I sympathize a bit with Brin. In 1999, I remember finding it somewhat amusing that all the “Episode I” cardboard character stand-ups – even the good guys — at the grocery store where I worked represented flawed people. When the Pepsi marketing period ended and I got to choose a stand-up to take home, I chose Jar Jar. While not a smart or savvy being (as we later see in “Episode II,” he casts a deciding vote to give Palpatine emergency powers), he is decent, noble and essential to the Naboo-Gungan team-up that saves Naboo from the Trade Federation’s military advance.

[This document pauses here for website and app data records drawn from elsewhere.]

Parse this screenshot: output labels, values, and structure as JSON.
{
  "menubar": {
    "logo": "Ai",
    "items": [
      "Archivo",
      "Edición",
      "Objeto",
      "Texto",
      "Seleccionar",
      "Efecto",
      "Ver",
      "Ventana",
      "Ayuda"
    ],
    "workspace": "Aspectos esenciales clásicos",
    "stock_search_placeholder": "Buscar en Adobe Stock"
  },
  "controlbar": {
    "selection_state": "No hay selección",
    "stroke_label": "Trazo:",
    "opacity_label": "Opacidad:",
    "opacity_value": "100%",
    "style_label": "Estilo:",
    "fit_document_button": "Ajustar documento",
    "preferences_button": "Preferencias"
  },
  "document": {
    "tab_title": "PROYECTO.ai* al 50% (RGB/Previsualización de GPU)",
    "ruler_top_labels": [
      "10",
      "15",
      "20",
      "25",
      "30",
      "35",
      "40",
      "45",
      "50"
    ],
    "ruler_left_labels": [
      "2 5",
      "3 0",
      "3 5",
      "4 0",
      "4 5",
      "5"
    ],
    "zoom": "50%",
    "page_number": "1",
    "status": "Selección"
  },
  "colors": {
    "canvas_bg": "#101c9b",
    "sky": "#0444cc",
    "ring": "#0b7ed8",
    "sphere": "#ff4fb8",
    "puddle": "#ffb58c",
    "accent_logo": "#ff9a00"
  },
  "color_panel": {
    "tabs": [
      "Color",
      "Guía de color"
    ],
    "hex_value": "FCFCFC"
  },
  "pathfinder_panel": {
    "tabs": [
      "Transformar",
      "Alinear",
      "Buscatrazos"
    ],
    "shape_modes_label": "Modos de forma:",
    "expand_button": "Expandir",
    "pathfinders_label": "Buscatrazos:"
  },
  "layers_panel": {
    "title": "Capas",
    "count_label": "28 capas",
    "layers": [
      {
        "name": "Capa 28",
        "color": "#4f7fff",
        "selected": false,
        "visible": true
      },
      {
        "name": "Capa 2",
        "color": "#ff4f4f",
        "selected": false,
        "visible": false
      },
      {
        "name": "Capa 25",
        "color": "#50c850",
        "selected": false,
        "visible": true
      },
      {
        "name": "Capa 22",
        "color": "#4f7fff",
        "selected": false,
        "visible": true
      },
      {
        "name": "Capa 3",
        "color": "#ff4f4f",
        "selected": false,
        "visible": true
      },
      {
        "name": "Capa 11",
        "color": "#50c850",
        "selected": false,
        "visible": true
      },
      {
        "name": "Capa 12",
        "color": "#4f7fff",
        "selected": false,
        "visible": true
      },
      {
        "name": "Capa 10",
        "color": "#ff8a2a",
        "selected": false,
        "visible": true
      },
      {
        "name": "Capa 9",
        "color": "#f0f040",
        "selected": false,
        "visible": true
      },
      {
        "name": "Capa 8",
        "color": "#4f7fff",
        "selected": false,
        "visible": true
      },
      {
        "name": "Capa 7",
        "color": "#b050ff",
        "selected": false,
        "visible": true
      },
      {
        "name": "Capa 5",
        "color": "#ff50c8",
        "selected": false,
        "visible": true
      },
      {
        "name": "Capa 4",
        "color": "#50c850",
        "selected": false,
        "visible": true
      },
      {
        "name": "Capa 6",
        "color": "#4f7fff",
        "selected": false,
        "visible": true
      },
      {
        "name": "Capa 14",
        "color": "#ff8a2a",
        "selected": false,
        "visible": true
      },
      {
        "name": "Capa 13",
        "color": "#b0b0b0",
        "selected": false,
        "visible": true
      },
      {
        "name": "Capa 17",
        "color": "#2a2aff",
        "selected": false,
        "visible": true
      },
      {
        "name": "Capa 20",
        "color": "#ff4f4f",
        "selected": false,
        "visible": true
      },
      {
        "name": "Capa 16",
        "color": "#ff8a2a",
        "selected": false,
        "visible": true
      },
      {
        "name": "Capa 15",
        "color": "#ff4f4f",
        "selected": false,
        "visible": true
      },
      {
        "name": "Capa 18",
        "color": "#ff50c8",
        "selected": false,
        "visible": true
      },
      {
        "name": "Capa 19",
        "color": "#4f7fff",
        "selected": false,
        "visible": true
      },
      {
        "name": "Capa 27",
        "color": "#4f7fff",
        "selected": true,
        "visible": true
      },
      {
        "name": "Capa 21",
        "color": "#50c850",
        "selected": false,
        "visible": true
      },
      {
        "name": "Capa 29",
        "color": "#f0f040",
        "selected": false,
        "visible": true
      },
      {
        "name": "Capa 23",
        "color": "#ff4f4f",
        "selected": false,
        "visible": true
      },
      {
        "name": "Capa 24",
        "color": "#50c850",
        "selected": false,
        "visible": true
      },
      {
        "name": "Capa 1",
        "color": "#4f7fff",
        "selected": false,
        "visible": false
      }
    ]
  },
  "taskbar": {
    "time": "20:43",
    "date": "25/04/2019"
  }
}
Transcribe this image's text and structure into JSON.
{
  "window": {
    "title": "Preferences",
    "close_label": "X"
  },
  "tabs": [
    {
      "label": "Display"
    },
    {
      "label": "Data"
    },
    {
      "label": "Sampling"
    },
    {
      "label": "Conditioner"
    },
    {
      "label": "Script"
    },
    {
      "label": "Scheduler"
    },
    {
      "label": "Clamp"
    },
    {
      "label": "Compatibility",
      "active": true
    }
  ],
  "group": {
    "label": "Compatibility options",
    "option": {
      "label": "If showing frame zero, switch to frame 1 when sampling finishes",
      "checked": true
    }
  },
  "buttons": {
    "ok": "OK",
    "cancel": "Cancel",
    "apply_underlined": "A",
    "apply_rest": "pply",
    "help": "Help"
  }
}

I admit there is a lazy default position to how Obi-Wan and Yoda are viewed in shallow pop culture articles or by very casual fans. They are seen as archetypal wise mentors. This frustrates Brin, and he sees it as a failure on Lucas’ part. I (and Stover, who correctly notes that all serious “Star Wars” fans understand the flaws of Anakin’s and Luke’s mentors) see it as an example of “Star Wars” having more depth than the typical blockbuster franchise. (Even good ones. Splinter in “Teenage Mutant Ninja Turtles” is not perfect – he raises his kids with the overriding selfish purpose of killing his enemy — but the films, and even the original comic series, never explore this in-depth. The writers want to keep him safely within the “wise mentor” archetype.) “Star Wars 101” teaches us that “Star Wars” is about black-and-white, good versus evil. But if you give this notion even a cursory glance, you see that it only applies to “A New Hope.” The very next film, “Empire,” added layers (Lando’s redemption arc, for example), and that’s been continued throughout the other films and the EU. While the marketing of “Star Wars” sticks to good vs. evil (Of course! Marketing is by its very nature shallow), the narrative does not, and it’s the narrative that we should be debating.
The Defense leans toward categorizing Obi-Wan and Yoda as bad guys, but I think that tactic goes too far. I think Obi-Wan and Yoda are well-meaning, but flawed, good guys. I have a Yoda hand puppet overlooking my apartment from atop the kitchen cabinets, but I wouldn’t put Darth Vader or the Emperor there – those are truly bad people and it’d be as creepy as putting up a “Big Brother is Watching You” poster. I like Yoda because he means well, but also because he’s a cautionary tale. The old Jedi Order’s ethics and their strategy for training midichlorian-loaded kids is proven to be incorrect by the narrative. But Luke’s ethics are what the franchise is ultimately promoting. And his ethics are admirable.